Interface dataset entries
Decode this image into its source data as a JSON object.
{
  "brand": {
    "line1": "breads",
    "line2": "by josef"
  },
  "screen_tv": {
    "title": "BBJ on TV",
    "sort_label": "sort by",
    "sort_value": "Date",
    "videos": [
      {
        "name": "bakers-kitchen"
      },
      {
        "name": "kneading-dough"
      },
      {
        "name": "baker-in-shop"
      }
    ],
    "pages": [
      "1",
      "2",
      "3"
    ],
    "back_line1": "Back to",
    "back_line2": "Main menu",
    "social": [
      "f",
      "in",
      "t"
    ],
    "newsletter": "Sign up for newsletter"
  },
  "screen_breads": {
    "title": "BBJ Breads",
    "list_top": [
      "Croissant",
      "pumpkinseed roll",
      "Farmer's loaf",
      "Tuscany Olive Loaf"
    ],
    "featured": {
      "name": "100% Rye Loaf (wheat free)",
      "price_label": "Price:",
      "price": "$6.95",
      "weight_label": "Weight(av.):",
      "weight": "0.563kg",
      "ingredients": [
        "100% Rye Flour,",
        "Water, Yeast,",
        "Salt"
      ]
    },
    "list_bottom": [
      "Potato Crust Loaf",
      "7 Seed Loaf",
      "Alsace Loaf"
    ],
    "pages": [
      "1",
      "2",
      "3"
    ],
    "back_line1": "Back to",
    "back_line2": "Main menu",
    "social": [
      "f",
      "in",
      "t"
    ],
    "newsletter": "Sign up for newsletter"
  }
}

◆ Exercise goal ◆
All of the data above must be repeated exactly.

◆ Answer to this problem ◆
Decode this image into its source data as a JSON object.
{
  "brand": {
    "line1": "breads",
    "line2": "by josef"
  },
  "screen_tv": {
    "title": "BBJ on TV",
    "sort_label": "sort by",
    "sort_value": "Date",
    "videos": [
      {
        "name": "bakers-kitchen"
      },
      {
        "name": "kneading-dough"
      },
      {
        "name": "baker-in-shop"
      }
    ],
    "pages": [
      "1",
      "2",
      "3"
    ],
    "back_line1": "Back to",
    "back_line2": "Main menu",
    "social": [
      "f",
      "in",
      "t"
    ],
    "newsletter": "Sign up for newsletter"
  },
  "screen_breads": {
    "title": "BBJ Breads",
    "list_top": [
      "Croissant",
      "pumpkinseed roll",
      "Farmer's loaf",
      "Tuscany Olive Loaf"
    ],
    "featured": {
      "name": "100% Rye Loaf (wheat free)",
      "price_label": "Price:",
      "price": "$6.95",
      "weight_label": "Weight(av.):",
      "weight": "0.563kg",
      "ingredients": [
        "100% Rye Flour,",
        "Water, Yeast,",
        "Salt"
      ]
    },
    "list_bottom": [
      "Potato Crust Loaf",
      "7 Seed Loaf",
      "Alsace Loaf"
    ],
    "pages": [
      "1",
      "2",
      "3"
    ],
    "back_line1": "Back to",
    "back_line2": "Main menu",
    "social": [
      "f",
      "in",
      "t"
    ],
    "newsletter": "Sign up for newsletter"
  }
}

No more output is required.